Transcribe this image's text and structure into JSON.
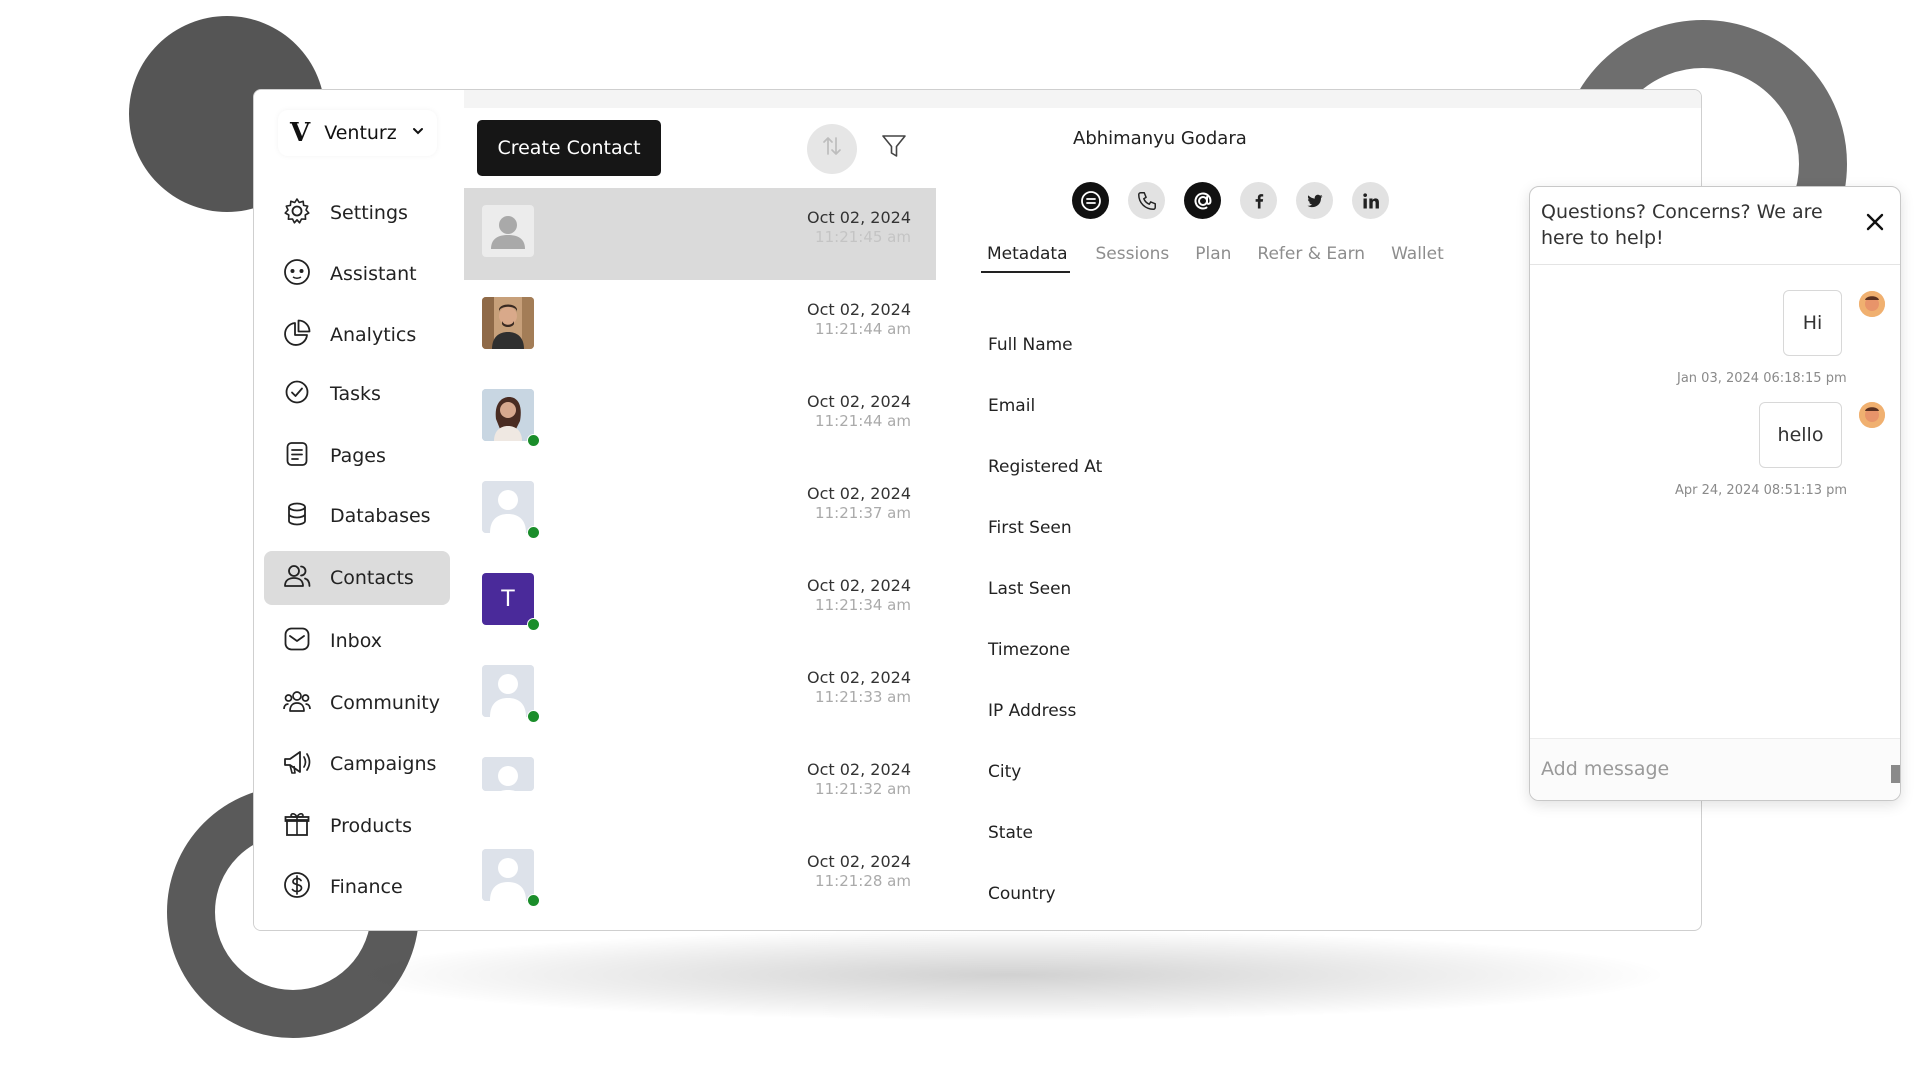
{
  "brand": {
    "logo": "V",
    "name": "Venturz",
    "chevron": "⌄"
  },
  "sidebar": {
    "items": [
      {
        "label": "Settings",
        "icon": "gear-icon"
      },
      {
        "label": "Assistant",
        "icon": "assistant-face-icon"
      },
      {
        "label": "Analytics",
        "icon": "pie-chart-icon"
      },
      {
        "label": "Tasks",
        "icon": "check-circle-icon"
      },
      {
        "label": "Pages",
        "icon": "page-icon"
      },
      {
        "label": "Databases",
        "icon": "database-icon"
      },
      {
        "label": "Contacts",
        "icon": "contacts-icon",
        "active": true
      },
      {
        "label": "Inbox",
        "icon": "inbox-icon"
      },
      {
        "label": "Community",
        "icon": "community-icon"
      },
      {
        "label": "Campaigns",
        "icon": "megaphone-icon"
      },
      {
        "label": "Products",
        "icon": "gift-icon"
      },
      {
        "label": "Finance",
        "icon": "dollar-circle-icon"
      }
    ]
  },
  "toolbar": {
    "create_label": "Create Contact",
    "sort_icon": "sort-icon",
    "filter_icon": "filter-icon"
  },
  "contacts": [
    {
      "date": "Oct 02, 2024",
      "time": "11:21:45 am",
      "avatar": "default-person",
      "online": false,
      "selected": true
    },
    {
      "date": "Oct 02, 2024",
      "time": "11:21:44 am",
      "avatar": "photo-man",
      "online": false
    },
    {
      "date": "Oct 02, 2024",
      "time": "11:21:44 am",
      "avatar": "photo-woman",
      "online": true
    },
    {
      "date": "Oct 02, 2024",
      "time": "11:21:37 am",
      "avatar": "placeholder",
      "online": true
    },
    {
      "date": "Oct 02, 2024",
      "time": "11:21:34 am",
      "avatar": "letter",
      "letter": "T",
      "online": true
    },
    {
      "date": "Oct 02, 2024",
      "time": "11:21:33 am",
      "avatar": "placeholder",
      "online": true
    },
    {
      "date": "Oct 02, 2024",
      "time": "11:21:32 am",
      "avatar": "placeholder",
      "online": false
    },
    {
      "date": "Oct 02, 2024",
      "time": "11:21:28 am",
      "avatar": "placeholder",
      "online": true
    }
  ],
  "detail": {
    "name": "Abhimanyu Godara",
    "social": [
      {
        "icon": "chat-icon",
        "glyph": "⊜",
        "dark": true
      },
      {
        "icon": "phone-icon",
        "glyph": "✆",
        "dark": false
      },
      {
        "icon": "at-icon",
        "glyph": "@",
        "dark": true
      },
      {
        "icon": "facebook-icon",
        "glyph": "f",
        "dark": false
      },
      {
        "icon": "twitter-icon",
        "glyph": "🐦",
        "dark": false
      },
      {
        "icon": "linkedin-icon",
        "glyph": "in",
        "dark": false
      }
    ],
    "tabs": [
      "Metadata",
      "Sessions",
      "Plan",
      "Refer & Earn",
      "Wallet"
    ],
    "active_tab": "Metadata",
    "fields": [
      "Full Name",
      "Email",
      "Registered At",
      "First Seen",
      "Last Seen",
      "Timezone",
      "IP Address",
      "City",
      "State",
      "Country"
    ]
  },
  "chat": {
    "title": "Questions? Concerns? We are here to help!",
    "close_icon": "close-icon",
    "messages": [
      {
        "text": "Hi",
        "time": "Jan 03, 2024 06:18:15 pm"
      },
      {
        "text": "hello",
        "time": "Apr 24, 2024 08:51:13 pm"
      }
    ],
    "input_placeholder": "Add message"
  }
}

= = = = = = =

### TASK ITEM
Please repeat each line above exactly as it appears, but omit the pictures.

### ANSWER TO THIS PROBLEM
Transcribe this image's text and structure into JSON.
{
  "brand": {
    "logo": "V",
    "name": "Venturz",
    "chevron": "⌄"
  },
  "sidebar": {
    "items": [
      {
        "label": "Settings",
        "icon": "gear-icon"
      },
      {
        "label": "Assistant",
        "icon": "assistant-face-icon"
      },
      {
        "label": "Analytics",
        "icon": "pie-chart-icon"
      },
      {
        "label": "Tasks",
        "icon": "check-circle-icon"
      },
      {
        "label": "Pages",
        "icon": "page-icon"
      },
      {
        "label": "Databases",
        "icon": "database-icon"
      },
      {
        "label": "Contacts",
        "icon": "contacts-icon",
        "active": true
      },
      {
        "label": "Inbox",
        "icon": "inbox-icon"
      },
      {
        "label": "Community",
        "icon": "community-icon"
      },
      {
        "label": "Campaigns",
        "icon": "megaphone-icon"
      },
      {
        "label": "Products",
        "icon": "gift-icon"
      },
      {
        "label": "Finance",
        "icon": "dollar-circle-icon"
      }
    ]
  },
  "toolbar": {
    "create_label": "Create Contact",
    "sort_icon": "sort-icon",
    "filter_icon": "filter-icon"
  },
  "contacts": [
    {
      "date": "Oct 02, 2024",
      "time": "11:21:45 am",
      "avatar": "default-person",
      "online": false,
      "selected": true
    },
    {
      "date": "Oct 02, 2024",
      "time": "11:21:44 am",
      "avatar": "photo-man",
      "online": false
    },
    {
      "date": "Oct 02, 2024",
      "time": "11:21:44 am",
      "avatar": "photo-woman",
      "online": true
    },
    {
      "date": "Oct 02, 2024",
      "time": "11:21:37 am",
      "avatar": "placeholder",
      "online": true
    },
    {
      "date": "Oct 02, 2024",
      "time": "11:21:34 am",
      "avatar": "letter",
      "letter": "T",
      "online": true
    },
    {
      "date": "Oct 02, 2024",
      "time": "11:21:33 am",
      "avatar": "placeholder",
      "online": true
    },
    {
      "date": "Oct 02, 2024",
      "time": "11:21:32 am",
      "avatar": "placeholder",
      "online": false
    },
    {
      "date": "Oct 02, 2024",
      "time": "11:21:28 am",
      "avatar": "placeholder",
      "online": true
    }
  ],
  "detail": {
    "name": "Abhimanyu Godara",
    "social": [
      {
        "icon": "chat-icon",
        "glyph": "⊜",
        "dark": true
      },
      {
        "icon": "phone-icon",
        "glyph": "✆",
        "dark": false
      },
      {
        "icon": "at-icon",
        "glyph": "@",
        "dark": true
      },
      {
        "icon": "facebook-icon",
        "glyph": "f",
        "dark": false
      },
      {
        "icon": "twitter-icon",
        "glyph": "🐦",
        "dark": false
      },
      {
        "icon": "linkedin-icon",
        "glyph": "in",
        "dark": false
      }
    ],
    "tabs": [
      "Metadata",
      "Sessions",
      "Plan",
      "Refer & Earn",
      "Wallet"
    ],
    "active_tab": "Metadata",
    "fields": [
      "Full Name",
      "Email",
      "Registered At",
      "First Seen",
      "Last Seen",
      "Timezone",
      "IP Address",
      "City",
      "State",
      "Country"
    ]
  },
  "chat": {
    "title": "Questions? Concerns? We are here to help!",
    "close_icon": "close-icon",
    "messages": [
      {
        "text": "Hi",
        "time": "Jan 03, 2024 06:18:15 pm"
      },
      {
        "text": "hello",
        "time": "Apr 24, 2024 08:51:13 pm"
      }
    ],
    "input_placeholder": "Add message"
  }
}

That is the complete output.